“The job I had, working in an office, was fine and I was working with good people, but I always wanted to be a musician.
“You can want it all you like but you’re never going to actually be able to make a living out of it and do it full time. Things like that happen few and far between.
“But when the chance came, it wasn’t a wrench to leave my job.”
According to Mike Pattenden’s official biography of the band, Last Orders at the Liars’ Bar (Victor Gollancz, 1999), Dave had to lock himself away and do his homework when he got the job in The Housemartins, learning all the songs.
“Blimey, you’ve done your homework, you, haven’t you? Usually when I do these interviews, people often don’t know anything about us!
“Again, that is totally true, I was told I was in the band, and was given a tape of the new songs, like Me and the Farmer, and told to go away and learn them.

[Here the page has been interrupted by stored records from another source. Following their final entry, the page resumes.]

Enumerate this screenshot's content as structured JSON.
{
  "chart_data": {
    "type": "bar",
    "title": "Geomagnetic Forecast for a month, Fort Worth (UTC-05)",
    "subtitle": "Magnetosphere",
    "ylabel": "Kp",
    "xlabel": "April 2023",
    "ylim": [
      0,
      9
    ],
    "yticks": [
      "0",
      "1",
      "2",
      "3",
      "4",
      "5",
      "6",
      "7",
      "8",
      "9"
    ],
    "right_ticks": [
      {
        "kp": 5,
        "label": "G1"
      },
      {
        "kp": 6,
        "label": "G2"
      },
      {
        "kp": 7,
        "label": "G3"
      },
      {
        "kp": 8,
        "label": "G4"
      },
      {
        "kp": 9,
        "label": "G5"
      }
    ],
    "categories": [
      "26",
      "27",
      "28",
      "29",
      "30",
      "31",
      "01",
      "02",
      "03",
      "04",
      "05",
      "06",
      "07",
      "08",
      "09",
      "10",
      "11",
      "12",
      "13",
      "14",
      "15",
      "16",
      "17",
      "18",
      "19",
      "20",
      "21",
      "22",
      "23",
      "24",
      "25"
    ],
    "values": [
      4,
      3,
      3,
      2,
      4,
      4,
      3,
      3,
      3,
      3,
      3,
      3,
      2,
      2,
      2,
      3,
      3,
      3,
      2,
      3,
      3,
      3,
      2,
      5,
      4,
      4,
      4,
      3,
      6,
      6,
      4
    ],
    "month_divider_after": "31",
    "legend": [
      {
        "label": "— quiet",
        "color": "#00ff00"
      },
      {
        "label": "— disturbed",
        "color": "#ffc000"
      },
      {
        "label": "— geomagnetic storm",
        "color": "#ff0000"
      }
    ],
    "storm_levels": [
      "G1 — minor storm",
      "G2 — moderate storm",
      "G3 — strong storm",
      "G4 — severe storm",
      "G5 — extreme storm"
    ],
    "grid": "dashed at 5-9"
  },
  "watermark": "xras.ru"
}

“I locked myself away with a Walkman. That dates it, doesn’t it?”
Not ‘alf. You tell the kids of today that, and …
“”Exactly … they won’t believe you!
“Anyway, the trouble was that The Velvetones were more like a jazz band really, so I was playing slower stuff. Suddenly, playing songs like Happy Hour at 100mph, I was struggling.

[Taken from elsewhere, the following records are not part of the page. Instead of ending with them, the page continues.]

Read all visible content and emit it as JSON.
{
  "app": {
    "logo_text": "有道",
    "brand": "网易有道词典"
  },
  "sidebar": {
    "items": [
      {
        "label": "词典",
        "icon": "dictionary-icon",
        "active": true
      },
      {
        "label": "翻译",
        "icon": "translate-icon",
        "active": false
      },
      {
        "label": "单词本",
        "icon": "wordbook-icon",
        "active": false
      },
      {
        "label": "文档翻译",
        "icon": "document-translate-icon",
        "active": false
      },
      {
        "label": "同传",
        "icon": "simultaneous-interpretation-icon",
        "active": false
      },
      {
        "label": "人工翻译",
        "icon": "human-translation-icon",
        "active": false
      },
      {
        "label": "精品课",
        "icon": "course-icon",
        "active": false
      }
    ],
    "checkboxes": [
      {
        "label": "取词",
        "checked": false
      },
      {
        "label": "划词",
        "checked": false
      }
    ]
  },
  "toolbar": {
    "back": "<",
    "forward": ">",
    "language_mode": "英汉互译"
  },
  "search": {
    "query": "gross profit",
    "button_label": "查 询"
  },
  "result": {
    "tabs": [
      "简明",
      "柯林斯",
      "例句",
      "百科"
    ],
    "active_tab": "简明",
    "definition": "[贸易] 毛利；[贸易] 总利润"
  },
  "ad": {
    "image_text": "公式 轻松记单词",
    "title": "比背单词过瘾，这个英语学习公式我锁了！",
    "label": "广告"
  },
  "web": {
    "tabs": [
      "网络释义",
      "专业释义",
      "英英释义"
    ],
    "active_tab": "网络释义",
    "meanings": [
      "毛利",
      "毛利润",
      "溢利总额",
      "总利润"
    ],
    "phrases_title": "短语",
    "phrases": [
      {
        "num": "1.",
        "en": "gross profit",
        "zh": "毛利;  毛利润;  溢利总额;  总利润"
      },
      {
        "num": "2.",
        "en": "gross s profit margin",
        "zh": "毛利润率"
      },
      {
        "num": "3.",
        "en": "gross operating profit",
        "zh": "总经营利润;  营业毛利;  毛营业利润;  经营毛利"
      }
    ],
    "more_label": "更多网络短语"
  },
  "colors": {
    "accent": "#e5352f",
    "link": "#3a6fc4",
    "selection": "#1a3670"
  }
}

“For a good while I was thinking ‘I’ve packed my job in and I can’t play this stuff, it’s too fast for me’. But I stuck at it and worked hard on it, and in the end I was playing too fast, so Norman (Cook) had to tell me to slow down!”

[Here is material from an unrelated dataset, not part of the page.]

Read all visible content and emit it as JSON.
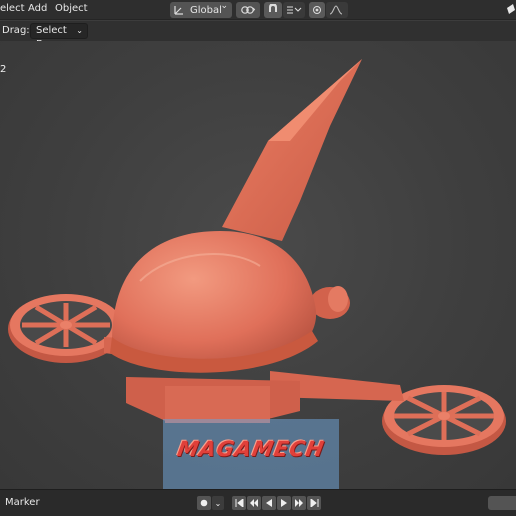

I recall that Paul’s tone at the time that he announced The Beautiful South’s arrival was that he couldn’t have Dave wasted on drums, as he had such a great voice.
“Well, it was nice for him to say so, but it was never my idea, and I didn’t know he had that in mind at all.
“When I was asked to join the Beautiful South, I assumed it was just as the drummer. But then he said, I just want you to sing, which was alien to me.
“I was alright as a drummer, safe behind the kit. Being out front is a different thing.”
While he was clearly up to the task – vocal-wise – he was never really a natural leader, and from around the time of Miaow in 1994 he took more of a back-seat role again – supplying backing vocals to Paul and Jacqui, and happy to be ‘Robin to Paul’s batman’.
Has that changed, 25 years on?
I’m more comfortable with it now, but that doesn’t mean I am comfortable with it – just more than I used to be! It’s still a challenge sometimes, albeit not one I always rise to.
“I’ve never been one for bigging myself up, being up on stage saying ’look at me’. As I get older I think it’s even harder to have that attitude. It’s more ‘don’t look at me – look at someone else!’
“You have all these doubts … well, I do, anyway!”
Dave’s a family man these days, based in Crewe, Cheshire, for the last decade (having lived in Leeds for the previous 10 years).
“Crewe reminds me of Hull in quite a few ways, so it’s like a home from home.
“I’ve got two kids, and my daughter turns 21 in July, while my son turned 18 in February.”
Will they follow in your wake?
“Well, they’re musical, but my daughter’s doing languages at university and my son’s about to go.
“He plays drums and guitar, and my daughter plays keyboard, flute and piano. I think my son wants to join a band, but at the moment he’s just doodling away in the garage.”
Does Dave hear from any of his former band-mates in The Housemartins and The Beautiful South (with Norman having gone on to Beats International, Fatboy Slim, and major fame, Stan becoming a successful children’s writer, and Paul, Jacqui and Dave R going solo)?
“Not really. They’re doing their own thing, and that’s fair enough. That was then, and this is now.
“It was a marvellous time, which I’ll never ever forget, and I’m always proud to be a part of.
“But hopefully we can enjoy what we’re doing at the moment, and see where that goes.”
This feature is an expanded and revised edition of a Malcolm Wyatt interview with Dave Hemingway published in the Lancashire Evening Post on April 24th, 2014. For the original, try here.